What you should do:
Nothing belongs in the answer except the lines of the material that include "data".

-- Opening Marker --

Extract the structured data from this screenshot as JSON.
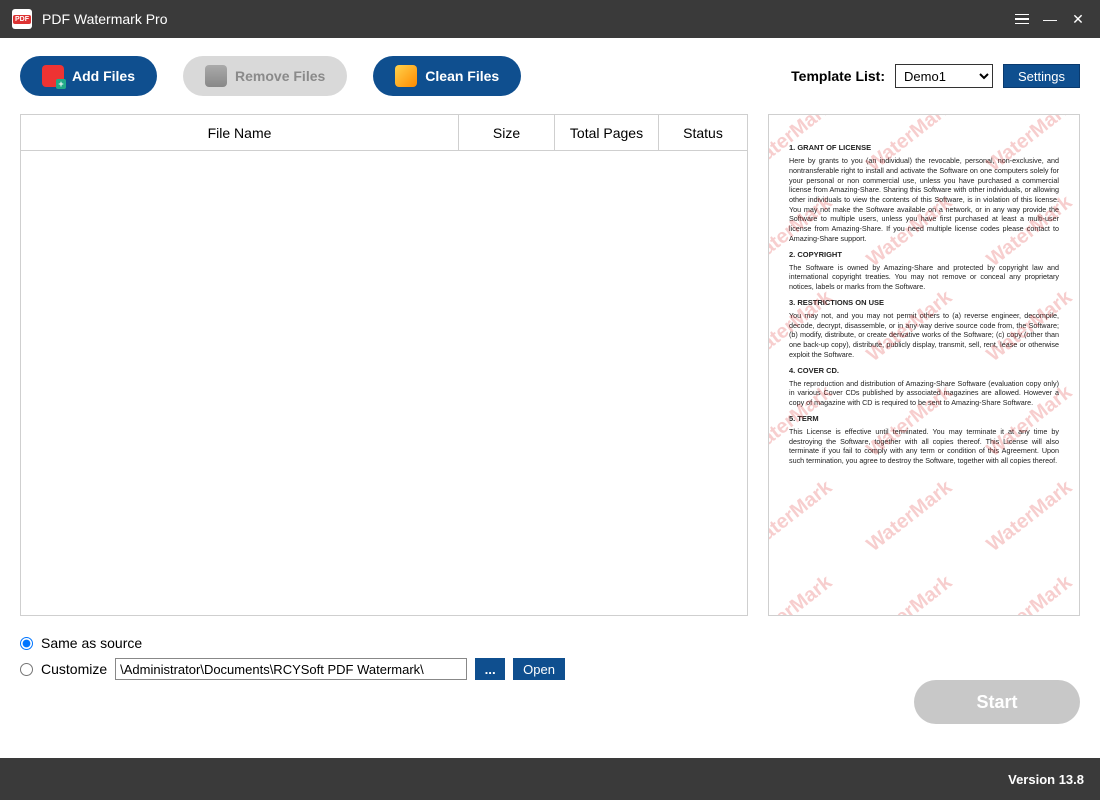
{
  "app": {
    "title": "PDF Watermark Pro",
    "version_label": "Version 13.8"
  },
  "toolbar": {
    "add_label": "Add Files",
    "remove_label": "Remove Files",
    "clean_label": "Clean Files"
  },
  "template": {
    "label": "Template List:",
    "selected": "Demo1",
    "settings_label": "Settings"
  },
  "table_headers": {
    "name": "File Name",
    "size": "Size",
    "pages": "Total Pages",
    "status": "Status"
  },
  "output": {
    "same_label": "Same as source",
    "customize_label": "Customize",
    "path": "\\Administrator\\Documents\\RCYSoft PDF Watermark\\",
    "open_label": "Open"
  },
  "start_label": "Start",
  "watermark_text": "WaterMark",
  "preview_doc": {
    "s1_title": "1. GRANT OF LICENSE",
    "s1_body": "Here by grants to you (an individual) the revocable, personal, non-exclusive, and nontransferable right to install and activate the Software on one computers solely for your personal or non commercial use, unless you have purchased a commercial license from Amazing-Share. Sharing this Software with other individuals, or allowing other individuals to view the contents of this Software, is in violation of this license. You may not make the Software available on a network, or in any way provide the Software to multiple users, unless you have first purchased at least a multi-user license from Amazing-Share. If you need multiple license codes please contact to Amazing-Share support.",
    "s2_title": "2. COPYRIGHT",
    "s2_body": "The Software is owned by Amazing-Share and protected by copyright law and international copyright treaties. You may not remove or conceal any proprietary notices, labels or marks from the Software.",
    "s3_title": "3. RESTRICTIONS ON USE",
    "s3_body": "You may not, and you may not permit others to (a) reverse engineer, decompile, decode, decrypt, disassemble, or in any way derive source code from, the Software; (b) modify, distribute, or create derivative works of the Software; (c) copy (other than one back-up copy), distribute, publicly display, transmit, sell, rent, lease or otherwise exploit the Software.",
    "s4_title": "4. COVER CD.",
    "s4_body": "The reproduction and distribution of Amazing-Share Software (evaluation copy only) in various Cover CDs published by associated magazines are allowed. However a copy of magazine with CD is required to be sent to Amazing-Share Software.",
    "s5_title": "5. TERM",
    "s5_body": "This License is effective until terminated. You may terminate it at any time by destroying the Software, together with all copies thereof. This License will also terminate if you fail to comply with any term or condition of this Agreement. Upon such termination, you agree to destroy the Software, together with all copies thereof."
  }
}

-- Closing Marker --
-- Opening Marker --

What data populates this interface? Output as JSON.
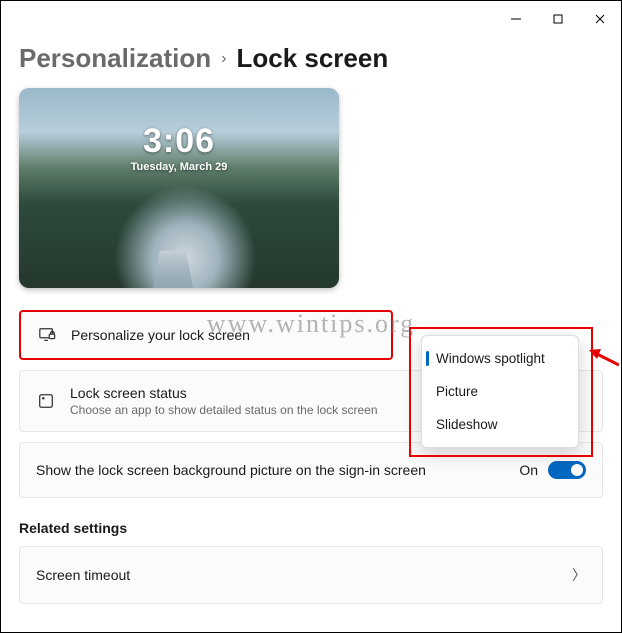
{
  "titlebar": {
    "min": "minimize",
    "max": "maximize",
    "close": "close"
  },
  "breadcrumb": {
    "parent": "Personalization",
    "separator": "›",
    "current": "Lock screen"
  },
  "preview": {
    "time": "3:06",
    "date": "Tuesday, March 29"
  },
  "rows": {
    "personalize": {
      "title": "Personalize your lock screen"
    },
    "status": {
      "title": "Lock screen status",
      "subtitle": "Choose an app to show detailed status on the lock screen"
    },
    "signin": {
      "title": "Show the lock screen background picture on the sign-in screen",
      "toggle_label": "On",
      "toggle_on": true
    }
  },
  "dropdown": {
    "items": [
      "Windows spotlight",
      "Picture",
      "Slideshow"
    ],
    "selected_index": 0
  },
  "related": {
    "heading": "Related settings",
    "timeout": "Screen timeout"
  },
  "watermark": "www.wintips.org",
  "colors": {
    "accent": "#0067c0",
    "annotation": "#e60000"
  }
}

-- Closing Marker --

Task output:
Extract the structured data from this screenshot as JSON.
What data populates this interface? Output as JSON.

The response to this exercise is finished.